REQUIRED WORK: Print the records exactly as given.

Dataset items:
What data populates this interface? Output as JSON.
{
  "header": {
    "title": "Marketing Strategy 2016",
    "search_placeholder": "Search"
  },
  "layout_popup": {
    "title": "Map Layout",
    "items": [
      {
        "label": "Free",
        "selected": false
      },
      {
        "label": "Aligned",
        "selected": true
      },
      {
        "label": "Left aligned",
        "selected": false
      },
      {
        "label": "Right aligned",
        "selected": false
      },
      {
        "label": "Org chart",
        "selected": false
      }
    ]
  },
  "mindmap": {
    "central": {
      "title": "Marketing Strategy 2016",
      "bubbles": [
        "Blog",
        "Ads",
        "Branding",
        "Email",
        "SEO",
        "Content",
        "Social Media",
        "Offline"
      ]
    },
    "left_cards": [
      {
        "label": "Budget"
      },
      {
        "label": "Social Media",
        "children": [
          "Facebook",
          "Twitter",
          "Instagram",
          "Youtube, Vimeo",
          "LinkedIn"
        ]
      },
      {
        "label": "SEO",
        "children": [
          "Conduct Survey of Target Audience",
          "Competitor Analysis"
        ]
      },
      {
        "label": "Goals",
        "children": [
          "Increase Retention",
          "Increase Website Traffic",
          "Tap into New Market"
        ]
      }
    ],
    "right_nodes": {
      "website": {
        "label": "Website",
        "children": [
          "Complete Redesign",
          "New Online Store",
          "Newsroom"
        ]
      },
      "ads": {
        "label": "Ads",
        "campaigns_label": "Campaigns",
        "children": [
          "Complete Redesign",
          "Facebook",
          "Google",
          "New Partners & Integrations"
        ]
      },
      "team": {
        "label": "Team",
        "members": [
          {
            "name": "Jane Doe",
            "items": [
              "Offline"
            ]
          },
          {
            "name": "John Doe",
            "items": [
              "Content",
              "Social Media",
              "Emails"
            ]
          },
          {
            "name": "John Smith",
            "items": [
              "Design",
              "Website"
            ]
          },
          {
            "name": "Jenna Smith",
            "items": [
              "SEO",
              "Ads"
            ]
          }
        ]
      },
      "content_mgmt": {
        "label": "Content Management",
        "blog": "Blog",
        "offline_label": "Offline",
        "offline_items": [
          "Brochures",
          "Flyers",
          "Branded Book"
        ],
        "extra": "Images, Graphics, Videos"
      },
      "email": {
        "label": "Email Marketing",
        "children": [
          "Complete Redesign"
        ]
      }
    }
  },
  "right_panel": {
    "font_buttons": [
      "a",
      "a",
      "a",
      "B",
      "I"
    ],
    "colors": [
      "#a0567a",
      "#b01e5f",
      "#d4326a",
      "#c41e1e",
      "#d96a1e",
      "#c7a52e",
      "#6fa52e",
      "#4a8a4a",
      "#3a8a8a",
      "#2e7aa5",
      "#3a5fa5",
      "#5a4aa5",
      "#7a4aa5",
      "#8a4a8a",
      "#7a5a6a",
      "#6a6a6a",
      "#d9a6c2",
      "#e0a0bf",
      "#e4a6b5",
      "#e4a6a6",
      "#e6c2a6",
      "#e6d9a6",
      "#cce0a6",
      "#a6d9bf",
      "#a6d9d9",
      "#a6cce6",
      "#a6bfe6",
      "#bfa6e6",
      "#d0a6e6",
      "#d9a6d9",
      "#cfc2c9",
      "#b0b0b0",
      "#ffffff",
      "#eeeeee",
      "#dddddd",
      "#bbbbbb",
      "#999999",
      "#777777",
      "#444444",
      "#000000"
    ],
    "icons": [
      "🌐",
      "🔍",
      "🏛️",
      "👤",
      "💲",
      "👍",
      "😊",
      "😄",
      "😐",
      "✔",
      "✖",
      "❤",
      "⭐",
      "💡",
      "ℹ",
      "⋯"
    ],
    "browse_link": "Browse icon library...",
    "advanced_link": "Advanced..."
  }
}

EXERCISE SOLUTION:
What data populates this interface? Output as JSON.
{
  "header": {
    "title": "Marketing Strategy 2016",
    "search_placeholder": "Search"
  },
  "layout_popup": {
    "title": "Map Layout",
    "items": [
      {
        "label": "Free",
        "selected": false
      },
      {
        "label": "Aligned",
        "selected": true
      },
      {
        "label": "Left aligned",
        "selected": false
      },
      {
        "label": "Right aligned",
        "selected": false
      },
      {
        "label": "Org chart",
        "selected": false
      }
    ]
  },
  "mindmap": {
    "central": {
      "title": "Marketing Strategy 2016",
      "bubbles": [
        "Blog",
        "Ads",
        "Branding",
        "Email",
        "SEO",
        "Content",
        "Social Media",
        "Offline"
      ]
    },
    "left_cards": [
      {
        "label": "Budget"
      },
      {
        "label": "Social Media",
        "children": [
          "Facebook",
          "Twitter",
          "Instagram",
          "Youtube, Vimeo",
          "LinkedIn"
        ]
      },
      {
        "label": "SEO",
        "children": [
          "Conduct Survey of Target Audience",
          "Competitor Analysis"
        ]
      },
      {
        "label": "Goals",
        "children": [
          "Increase Retention",
          "Increase Website Traffic",
          "Tap into New Market"
        ]
      }
    ],
    "right_nodes": {
      "website": {
        "label": "Website",
        "children": [
          "Complete Redesign",
          "New Online Store",
          "Newsroom"
        ]
      },
      "ads": {
        "label": "Ads",
        "campaigns_label": "Campaigns",
        "children": [
          "Complete Redesign",
          "Facebook",
          "Google",
          "New Partners & Integrations"
        ]
      },
      "team": {
        "label": "Team",
        "members": [
          {
            "name": "Jane Doe",
            "items": [
              "Offline"
            ]
          },
          {
            "name": "John Doe",
            "items": [
              "Content",
              "Social Media",
              "Emails"
            ]
          },
          {
            "name": "John Smith",
            "items": [
              "Design",
              "Website"
            ]
          },
          {
            "name": "Jenna Smith",
            "items": [
              "SEO",
              "Ads"
            ]
          }
        ]
      },
      "content_mgmt": {
        "label": "Content Management",
        "blog": "Blog",
        "offline_label": "Offline",
        "offline_items": [
          "Brochures",
          "Flyers",
          "Branded Book"
        ],
        "extra": "Images, Graphics, Videos"
      },
      "email": {
        "label": "Email Marketing",
        "children": [
          "Complete Redesign"
        ]
      }
    }
  },
  "right_panel": {
    "font_buttons": [
      "a",
      "a",
      "a",
      "B",
      "I"
    ],
    "colors": [
      "#a0567a",
      "#b01e5f",
      "#d4326a",
      "#c41e1e",
      "#d96a1e",
      "#c7a52e",
      "#6fa52e",
      "#4a8a4a",
      "#3a8a8a",
      "#2e7aa5",
      "#3a5fa5",
      "#5a4aa5",
      "#7a4aa5",
      "#8a4a8a",
      "#7a5a6a",
      "#6a6a6a",
      "#d9a6c2",
      "#e0a0bf",
      "#e4a6b5",
      "#e4a6a6",
      "#e6c2a6",
      "#e6d9a6",
      "#cce0a6",
      "#a6d9bf",
      "#a6d9d9",
      "#a6cce6",
      "#a6bfe6",
      "#bfa6e6",
      "#d0a6e6",
      "#d9a6d9",
      "#cfc2c9",
      "#b0b0b0",
      "#ffffff",
      "#eeeeee",
      "#dddddd",
      "#bbbbbb",
      "#999999",
      "#777777",
      "#444444",
      "#000000"
    ],
    "icons": [
      "🌐",
      "🔍",
      "🏛️",
      "👤",
      "💲",
      "👍",
      "😊",
      "😄",
      "😐",
      "✔",
      "✖",
      "❤",
      "⭐",
      "💡",
      "ℹ",
      "⋯"
    ],
    "browse_link": "Browse icon library...",
    "advanced_link": "Advanced..."
  }
}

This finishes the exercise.